    However, if you are willing to give Wenger a pass with money as the only mitigating factor then you are assuming that he and the board have been lying in a pretty big way about the availability of funds. They said at the outset of the summer that he had 50 million to spend if he found the players he wanted. Throw in the Cesc/Nasri/Clichy money and even when subtracting the Mertesacker/Gervinho/Ox/Arteta/Santos purchases there should be LOTS of money left over for some combination of transfer fees and wages for at least one star quality player in the Hazard, Mata class. It may be that that money is an illusion but I certainly can't imagine a PR reason for saying that they have the money if they don't. It would only lead to the sort of anger that we saw when the money wasn't spent on a big name.

  6. Sisyphus8:38 PM

    @Neal - I don't know how esoteric the accounting is for premier league teams, but try this on for size.

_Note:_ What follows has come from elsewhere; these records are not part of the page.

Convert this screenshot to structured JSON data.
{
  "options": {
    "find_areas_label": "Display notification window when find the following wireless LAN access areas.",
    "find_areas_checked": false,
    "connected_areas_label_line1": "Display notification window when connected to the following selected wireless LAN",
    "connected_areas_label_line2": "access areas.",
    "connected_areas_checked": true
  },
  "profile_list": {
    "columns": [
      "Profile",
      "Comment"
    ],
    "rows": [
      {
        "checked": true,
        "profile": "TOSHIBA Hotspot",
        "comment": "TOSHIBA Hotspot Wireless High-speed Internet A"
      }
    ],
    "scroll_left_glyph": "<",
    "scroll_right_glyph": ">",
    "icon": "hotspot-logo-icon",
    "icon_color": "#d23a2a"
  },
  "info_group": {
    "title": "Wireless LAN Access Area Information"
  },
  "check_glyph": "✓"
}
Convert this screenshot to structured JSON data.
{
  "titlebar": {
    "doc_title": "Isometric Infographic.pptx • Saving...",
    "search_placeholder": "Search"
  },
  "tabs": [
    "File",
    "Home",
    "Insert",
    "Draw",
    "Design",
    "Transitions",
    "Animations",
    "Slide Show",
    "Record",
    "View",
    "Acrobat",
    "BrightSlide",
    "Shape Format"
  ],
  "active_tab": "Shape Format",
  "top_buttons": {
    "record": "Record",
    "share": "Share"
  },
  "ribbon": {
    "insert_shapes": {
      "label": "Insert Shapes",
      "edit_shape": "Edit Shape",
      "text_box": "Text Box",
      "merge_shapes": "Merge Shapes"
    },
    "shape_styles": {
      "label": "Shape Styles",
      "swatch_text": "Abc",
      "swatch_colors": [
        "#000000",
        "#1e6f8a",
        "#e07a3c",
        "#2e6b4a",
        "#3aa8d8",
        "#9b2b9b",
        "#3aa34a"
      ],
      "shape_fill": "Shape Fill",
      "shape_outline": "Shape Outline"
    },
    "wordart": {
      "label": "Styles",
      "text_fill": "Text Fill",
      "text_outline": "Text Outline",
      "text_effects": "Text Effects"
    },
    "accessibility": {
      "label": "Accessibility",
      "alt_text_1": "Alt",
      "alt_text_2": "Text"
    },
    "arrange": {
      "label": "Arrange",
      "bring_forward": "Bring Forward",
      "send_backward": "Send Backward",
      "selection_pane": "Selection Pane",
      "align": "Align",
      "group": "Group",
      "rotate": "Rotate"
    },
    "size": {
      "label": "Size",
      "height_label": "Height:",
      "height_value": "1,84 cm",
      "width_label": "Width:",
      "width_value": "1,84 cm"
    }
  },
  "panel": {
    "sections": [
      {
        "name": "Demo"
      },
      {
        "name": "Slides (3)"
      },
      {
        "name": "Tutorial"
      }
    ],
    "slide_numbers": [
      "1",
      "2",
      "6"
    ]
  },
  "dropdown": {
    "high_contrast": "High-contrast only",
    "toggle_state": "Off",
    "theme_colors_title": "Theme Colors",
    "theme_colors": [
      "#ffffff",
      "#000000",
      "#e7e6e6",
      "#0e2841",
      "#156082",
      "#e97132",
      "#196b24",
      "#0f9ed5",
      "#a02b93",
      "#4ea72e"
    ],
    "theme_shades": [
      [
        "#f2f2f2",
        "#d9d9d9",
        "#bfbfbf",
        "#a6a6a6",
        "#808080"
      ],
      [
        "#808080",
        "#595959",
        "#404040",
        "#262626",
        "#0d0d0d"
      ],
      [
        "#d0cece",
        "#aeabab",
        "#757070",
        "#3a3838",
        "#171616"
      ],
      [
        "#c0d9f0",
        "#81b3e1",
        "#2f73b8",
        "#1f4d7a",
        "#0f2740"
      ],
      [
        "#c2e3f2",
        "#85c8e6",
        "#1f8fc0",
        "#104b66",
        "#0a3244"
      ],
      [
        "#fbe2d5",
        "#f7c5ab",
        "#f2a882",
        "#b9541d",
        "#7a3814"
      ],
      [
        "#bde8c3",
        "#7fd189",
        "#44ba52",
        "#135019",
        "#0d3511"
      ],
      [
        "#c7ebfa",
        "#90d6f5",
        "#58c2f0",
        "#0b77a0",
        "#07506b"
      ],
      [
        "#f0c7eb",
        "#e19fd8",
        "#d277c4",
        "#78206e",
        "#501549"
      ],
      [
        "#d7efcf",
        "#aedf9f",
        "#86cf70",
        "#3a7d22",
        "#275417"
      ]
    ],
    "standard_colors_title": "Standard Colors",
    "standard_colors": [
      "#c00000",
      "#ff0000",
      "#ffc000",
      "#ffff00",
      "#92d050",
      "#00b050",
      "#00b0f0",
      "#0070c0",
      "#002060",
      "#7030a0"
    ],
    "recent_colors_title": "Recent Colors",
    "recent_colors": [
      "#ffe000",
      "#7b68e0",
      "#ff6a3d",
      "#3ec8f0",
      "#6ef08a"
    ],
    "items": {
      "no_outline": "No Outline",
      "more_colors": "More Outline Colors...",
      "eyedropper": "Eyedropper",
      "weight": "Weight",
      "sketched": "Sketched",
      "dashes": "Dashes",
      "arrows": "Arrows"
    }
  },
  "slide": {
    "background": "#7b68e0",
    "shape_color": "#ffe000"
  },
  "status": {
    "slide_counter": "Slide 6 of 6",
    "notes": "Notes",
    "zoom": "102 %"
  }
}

The board may indeed be prepared to spend £50 million on transfer fees - if they constitute the acquisition of assets which will be amortized over the players' useful lives.

    Wages, on the other hand, are a direct operating expense. With Arsenal's slim profit line, Wenger appeared to have no wiggle room. I don't know whether Nasri's wages increased two-fold, or three-fold, but a conservative estimate would put the increase at some £5 million a year - for one player. Now, how the hell would Wenger manage the other thirty-odd first team players' demands? You can buy what you want but how will any acquisition affect the team - off the pitch as well as on? If he couldn't afford Nasri's increase how would he pay Hazard or Mata?

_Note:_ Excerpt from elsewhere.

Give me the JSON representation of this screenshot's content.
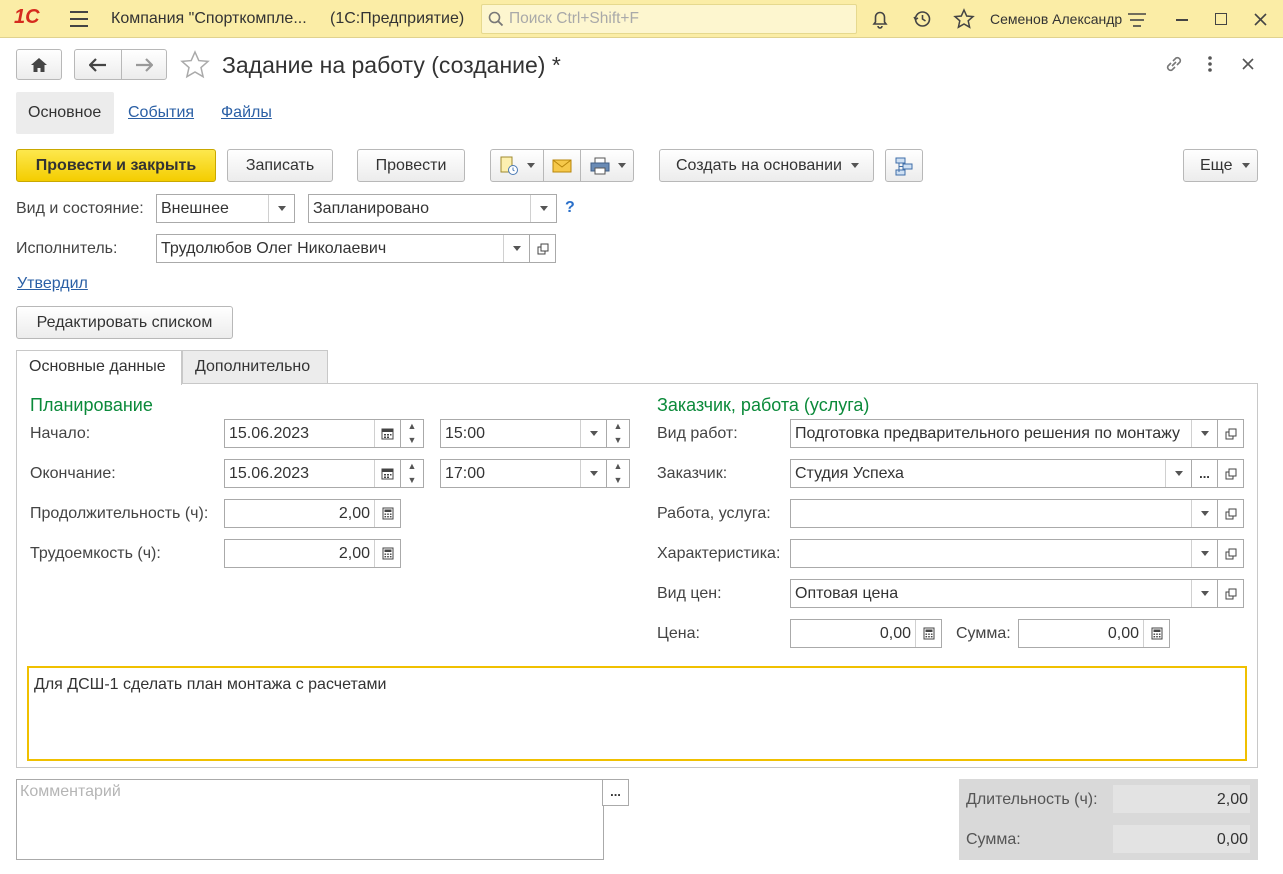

    The impression one gets from the media is that Arsenal is a one man band. What are the actual limits, if any, on Wenger's control? Are the board happy to court the fans anger given that Wenger is the lightning rod? Does any job pay enough to accept the abuse that Wenger is subject too? What keeps him at it - an ego a mile wide and a stubborn streak a mile deep? (I don't know and I exhibit/share some of those characteristics. I have won my fantasy league for some six consecutive years and have never selected a United player. I now wonder whether it is worth continuing my quest but it pales in significance to his burden.)

    Was United really tapped up when they held out for £80 million - cash? Arsenal will receive a conjectured £34 million, for Cesc, over a five year period - and nearly £5 million of that is to come from Cesc. Arsenal had better hope that Barcelona stays solvent and that Cesc stays healthy. How much of that £34 million would you be prepared to spend right now?

    Sorry about beating on about team management and finances, but if United is indeed on path toward another coronation I find it every bit as interesting as the product on the pitch. I seek sport/competition and instead am faced with show biz/entertainment. (I'm not overly fond of the Yankees, either). ;~)

    Thanks to both you and Jeremy for hosting a blog that is both informative and multifaceted. And thanks for responding.